Grocery store operators — no matter if it is that small store on the corner or that sprawling location near the strip mall — are engaged in an existential fight that is certain to intensify in the coming years. The challenge (and the opportunity, of course) is to keep a hold on the customers and keep up the appeal of the brick-and-mortar experience in the face of digital delivery services.
Doing so requires a combination of technology and self-checkout options — the perfect mix has yet to emerge and, in any case, what works in a particular situation or with a certain type of shopper might fail in other cases. However, in a new PYMNTS discussion, Ahmed Beshry, co-founder at Caper, talked with Karen Webster about how so-called smart grocery carts might serve to please different types of customers and a variety of grocery operators.

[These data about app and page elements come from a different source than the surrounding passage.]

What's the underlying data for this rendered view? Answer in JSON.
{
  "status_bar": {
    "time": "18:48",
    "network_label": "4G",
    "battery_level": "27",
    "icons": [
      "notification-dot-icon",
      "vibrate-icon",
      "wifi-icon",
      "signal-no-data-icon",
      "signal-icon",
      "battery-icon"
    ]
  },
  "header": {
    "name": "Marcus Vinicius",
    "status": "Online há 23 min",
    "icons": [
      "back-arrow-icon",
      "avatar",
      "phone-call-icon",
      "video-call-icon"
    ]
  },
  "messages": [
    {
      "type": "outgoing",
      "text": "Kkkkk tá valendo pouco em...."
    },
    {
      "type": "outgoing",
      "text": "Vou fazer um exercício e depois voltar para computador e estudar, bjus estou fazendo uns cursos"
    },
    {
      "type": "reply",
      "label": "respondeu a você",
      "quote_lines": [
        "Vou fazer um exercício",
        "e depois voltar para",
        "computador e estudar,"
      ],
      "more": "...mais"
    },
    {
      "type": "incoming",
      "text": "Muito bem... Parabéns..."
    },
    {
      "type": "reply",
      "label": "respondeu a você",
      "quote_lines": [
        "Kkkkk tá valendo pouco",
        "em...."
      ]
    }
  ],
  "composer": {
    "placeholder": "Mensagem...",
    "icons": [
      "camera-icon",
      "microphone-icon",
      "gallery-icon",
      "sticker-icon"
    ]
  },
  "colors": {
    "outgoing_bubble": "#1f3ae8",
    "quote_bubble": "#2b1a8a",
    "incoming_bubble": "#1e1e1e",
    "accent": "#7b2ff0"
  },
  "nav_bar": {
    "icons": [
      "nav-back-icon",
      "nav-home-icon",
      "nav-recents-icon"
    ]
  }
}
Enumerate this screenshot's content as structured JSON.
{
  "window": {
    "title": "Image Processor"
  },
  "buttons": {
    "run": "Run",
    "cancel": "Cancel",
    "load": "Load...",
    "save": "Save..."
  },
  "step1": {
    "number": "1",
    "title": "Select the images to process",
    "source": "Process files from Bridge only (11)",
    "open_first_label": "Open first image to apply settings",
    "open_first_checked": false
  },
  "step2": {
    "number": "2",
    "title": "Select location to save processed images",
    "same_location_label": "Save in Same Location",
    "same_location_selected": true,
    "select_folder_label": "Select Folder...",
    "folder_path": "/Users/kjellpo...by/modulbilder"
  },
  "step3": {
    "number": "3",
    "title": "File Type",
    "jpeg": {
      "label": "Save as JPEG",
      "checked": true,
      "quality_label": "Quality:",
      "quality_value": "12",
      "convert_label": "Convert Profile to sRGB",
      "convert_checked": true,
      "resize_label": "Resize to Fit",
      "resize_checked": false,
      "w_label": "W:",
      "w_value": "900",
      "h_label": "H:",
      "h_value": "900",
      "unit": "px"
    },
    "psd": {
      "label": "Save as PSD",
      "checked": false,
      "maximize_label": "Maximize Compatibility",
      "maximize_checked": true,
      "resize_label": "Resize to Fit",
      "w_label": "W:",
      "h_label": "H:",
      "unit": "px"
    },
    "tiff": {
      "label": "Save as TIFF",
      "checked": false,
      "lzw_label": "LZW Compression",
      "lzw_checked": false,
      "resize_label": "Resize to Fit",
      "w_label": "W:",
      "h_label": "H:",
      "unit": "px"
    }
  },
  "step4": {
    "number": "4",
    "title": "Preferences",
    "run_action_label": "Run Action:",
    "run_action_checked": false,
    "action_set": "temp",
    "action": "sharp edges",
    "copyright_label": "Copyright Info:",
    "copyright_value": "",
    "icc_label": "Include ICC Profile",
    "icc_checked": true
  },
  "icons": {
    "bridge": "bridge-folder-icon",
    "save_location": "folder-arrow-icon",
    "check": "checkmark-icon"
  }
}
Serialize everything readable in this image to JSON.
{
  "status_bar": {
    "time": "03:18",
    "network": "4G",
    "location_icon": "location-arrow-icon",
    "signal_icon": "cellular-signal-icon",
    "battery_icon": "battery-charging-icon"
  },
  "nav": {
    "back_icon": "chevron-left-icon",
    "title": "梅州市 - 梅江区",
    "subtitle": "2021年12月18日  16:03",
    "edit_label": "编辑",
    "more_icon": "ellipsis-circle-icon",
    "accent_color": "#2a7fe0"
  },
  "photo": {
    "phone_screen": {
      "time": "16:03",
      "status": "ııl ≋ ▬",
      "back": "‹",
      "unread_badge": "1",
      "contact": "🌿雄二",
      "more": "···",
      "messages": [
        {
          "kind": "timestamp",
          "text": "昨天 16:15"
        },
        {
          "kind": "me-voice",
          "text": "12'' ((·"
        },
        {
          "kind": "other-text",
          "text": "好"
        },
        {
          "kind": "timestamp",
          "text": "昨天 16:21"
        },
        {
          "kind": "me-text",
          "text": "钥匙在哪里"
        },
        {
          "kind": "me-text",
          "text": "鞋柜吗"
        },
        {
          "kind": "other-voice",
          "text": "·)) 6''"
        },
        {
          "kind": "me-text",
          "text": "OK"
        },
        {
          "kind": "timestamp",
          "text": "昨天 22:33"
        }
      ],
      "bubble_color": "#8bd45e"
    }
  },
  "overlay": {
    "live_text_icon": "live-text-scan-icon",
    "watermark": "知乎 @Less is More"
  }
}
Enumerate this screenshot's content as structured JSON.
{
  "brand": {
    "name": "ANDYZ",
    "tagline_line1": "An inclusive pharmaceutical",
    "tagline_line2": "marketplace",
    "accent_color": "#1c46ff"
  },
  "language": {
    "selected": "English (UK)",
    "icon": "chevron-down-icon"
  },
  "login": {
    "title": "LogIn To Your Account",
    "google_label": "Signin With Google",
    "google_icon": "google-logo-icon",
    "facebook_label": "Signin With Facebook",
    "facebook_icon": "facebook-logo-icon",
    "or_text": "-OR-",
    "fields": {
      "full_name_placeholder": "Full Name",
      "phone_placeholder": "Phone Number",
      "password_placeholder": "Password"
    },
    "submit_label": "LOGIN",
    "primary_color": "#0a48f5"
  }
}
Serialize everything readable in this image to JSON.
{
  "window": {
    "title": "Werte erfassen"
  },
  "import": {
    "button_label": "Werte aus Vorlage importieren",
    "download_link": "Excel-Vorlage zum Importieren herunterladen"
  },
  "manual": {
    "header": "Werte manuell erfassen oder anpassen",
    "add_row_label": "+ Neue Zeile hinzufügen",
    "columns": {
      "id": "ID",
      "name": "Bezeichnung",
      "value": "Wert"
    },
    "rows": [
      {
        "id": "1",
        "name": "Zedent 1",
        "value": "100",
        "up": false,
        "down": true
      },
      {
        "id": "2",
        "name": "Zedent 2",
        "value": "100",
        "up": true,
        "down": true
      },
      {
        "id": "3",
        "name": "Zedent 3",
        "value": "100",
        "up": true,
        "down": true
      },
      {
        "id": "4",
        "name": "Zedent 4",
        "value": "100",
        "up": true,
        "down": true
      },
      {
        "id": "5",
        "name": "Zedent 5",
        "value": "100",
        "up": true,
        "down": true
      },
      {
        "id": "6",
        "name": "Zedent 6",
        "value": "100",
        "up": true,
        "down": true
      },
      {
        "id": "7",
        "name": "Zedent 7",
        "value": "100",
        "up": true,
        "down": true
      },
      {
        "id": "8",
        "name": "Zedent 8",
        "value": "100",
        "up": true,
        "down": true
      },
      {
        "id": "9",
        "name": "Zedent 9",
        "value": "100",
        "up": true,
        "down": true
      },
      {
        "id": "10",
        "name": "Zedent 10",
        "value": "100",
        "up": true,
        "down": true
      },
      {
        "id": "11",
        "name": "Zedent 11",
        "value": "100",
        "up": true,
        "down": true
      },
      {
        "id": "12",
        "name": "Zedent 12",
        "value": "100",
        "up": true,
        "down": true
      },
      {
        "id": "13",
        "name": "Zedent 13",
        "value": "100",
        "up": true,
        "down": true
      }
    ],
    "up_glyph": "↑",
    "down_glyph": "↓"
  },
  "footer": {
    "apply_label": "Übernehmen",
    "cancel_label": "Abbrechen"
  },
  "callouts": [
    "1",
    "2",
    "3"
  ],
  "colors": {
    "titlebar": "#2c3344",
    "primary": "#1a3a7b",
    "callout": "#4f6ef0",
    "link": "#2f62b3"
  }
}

The discussion took place at an exciting time. Not only are autonomous retail technologies and other tools transforming the grocery shopping experience, but Caper is coming off a new $10 million funding round. However, as Caper strives to expand and win over more consumers and store owners, it has to find ways to serve all types of shoppers — all of whom, after all, need to buy food and related items one way or another.
“A lot of people love grocery shopping,” he said. “Some like looking in the aisles, thinking about what they want. That’s why [the] brick-and-mortar retailer isn’t going anywhere. You cannot replace that experience (online).” Then again, many people loathe grocery shopping but still need to do it, and often need to do it in person for various reasons. The idea is to find a technology that can, in a sense, serve both masters.
That’s where the smart grocery cart idea comes it.
The device is based around the concept of self-checkout, and uses sensors and computer vision to determine what is in the cart (and what was taken out), and charge accordingly. As Beshry told Webster, the carts have scales that can weigh produce, and the artificial intelligence-backed technology can make product recommendations — for instance, a recipe inspired by specific ingredients put into the cart. The cart also offers users the ability to bag their items. The plan is for Caper to deploy more than 1,000 such carts with North American grocers before the year ends.
Caper operates in an industry where Amazon and other retail and tech heavyweights are fast at work trying to reinvent the grocery shopping experience, including via the installation of various self-checkout technologies. As Beshry told it, the advantage Caper has is the smart carts are less expensive to deploy that most of those other systems and do not require consumers to download any special apps — which some consumers resist. However, the goal is roughly the same no matter the player.
“The perfect experience is one you don’t realize is happening,” he told Webster.
Caper is also trying to sell its grocery store vision as the industry — never one for those afraid of a fierce fight — becomes ever more competitive. “We are working with some of the larger retailers across North America,” Beshry said, “both regional and national players, and the industry is changing so aggressively. What (grocery store operators) are telling us is if we are not at the top of our game, if we are not innovating, we are going to get crushed.”
These smart carts, if they find traction — and this holds for other such technologies in general — will change some basic things about grocery shopping. Just consider those checkout lines, where high margin items such as candy and gossip magazines tempt customers with another final purchase. Using autonomous retail technology would threaten that longstanding practice.
Beshry brushed off that consideration and turned it into a lesson about how online and mobile technologies are reflecting and even shaping consumer preferences. “The idea of forcing customers to stand in a particular area and look at a product is a reason that people start leaving (stores),” he said, adding that Google keeps its homepage blank to as to not come off as crassly trying to shove a sale down users’ throats. “Why not give them a relevant (product) suggestions when they are in the aisle looking for they want?”
Soon enough — very early in the next decade, most likely — more clarity will emerge about what works best in this ongoing reinvention of the grocery store, and what shopping and checkout experiences customers tend to respond to, and how. You can certainly expect more innovation and disruption as grocery store operators fight to thrive.